We were here
More than 330,000 Ukrainians took part in the Anti-Terrorist Operation in eastern Ukraine.* No data exist on the number of LGBT+ persons among them. Far-right groups and people who share conservative views strongly believe that they do not exist in Ukraine at all. That belief is often used as an argument against holding human right events and Marches of Equality. The “We Were Here” project is aimed at shedding light upon individuals who are contemporary Ukrainian heroes, on the one hand, and on the other hand are ignored by the majority of their fellow citizens.
LGBT+ community representatives became central figures of the project “We Were Here.” They were engaged in the ATO and currently take part in the Joint Forces Operation (JFO) as soldiers and volunteers. Collisions, conflicts, and merging of identities are reflected in a series of portraits.
Most of the protagonists have to wear camouflage not only during their service lives, but in casual life as well. They usually have to hide their identities not only in the military but also in civilian life, being afraid of mocking and negative feedback. Concerned about anonymity, some of them use aliases.
Within this group are different points of view: some speak up for Marches of Equality, others say that it’s better not to provoke the far right. The only thing that unites them is their service in the Armed Forces of Ukraine, active participation in the volunteer movement, and their sexuality and gender identity. These issues are still taboo, both in such typically masculine structures as the army and in Ukrainian society in general.

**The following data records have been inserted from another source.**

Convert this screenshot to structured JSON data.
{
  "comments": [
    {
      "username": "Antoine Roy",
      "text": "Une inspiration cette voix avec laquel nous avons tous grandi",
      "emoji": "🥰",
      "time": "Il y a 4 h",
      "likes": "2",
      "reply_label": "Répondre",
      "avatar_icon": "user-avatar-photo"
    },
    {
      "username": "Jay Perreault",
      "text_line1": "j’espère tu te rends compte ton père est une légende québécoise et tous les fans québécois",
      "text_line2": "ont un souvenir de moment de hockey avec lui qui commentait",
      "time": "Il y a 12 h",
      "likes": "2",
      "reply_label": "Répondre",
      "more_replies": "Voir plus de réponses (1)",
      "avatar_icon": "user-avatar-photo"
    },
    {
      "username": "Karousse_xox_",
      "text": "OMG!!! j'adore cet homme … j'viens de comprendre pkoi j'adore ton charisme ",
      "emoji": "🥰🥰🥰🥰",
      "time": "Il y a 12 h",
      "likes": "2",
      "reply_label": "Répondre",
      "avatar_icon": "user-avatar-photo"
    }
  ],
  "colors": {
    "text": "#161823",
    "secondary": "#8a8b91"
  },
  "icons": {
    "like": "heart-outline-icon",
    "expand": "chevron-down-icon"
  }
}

Anton is a Ukrainian artist and photographer based in Amsterdam. He works in the genres of photography, video, mixed media installations, performance, and interventions. Anton chooses themes related to the LGBTQ community, memory, loss of identity, violence, and the possible role of photography in this. Research interests: forgotten queer history of Ukraine, the policy of removing queer people from national memory, and their invisibility in the present day.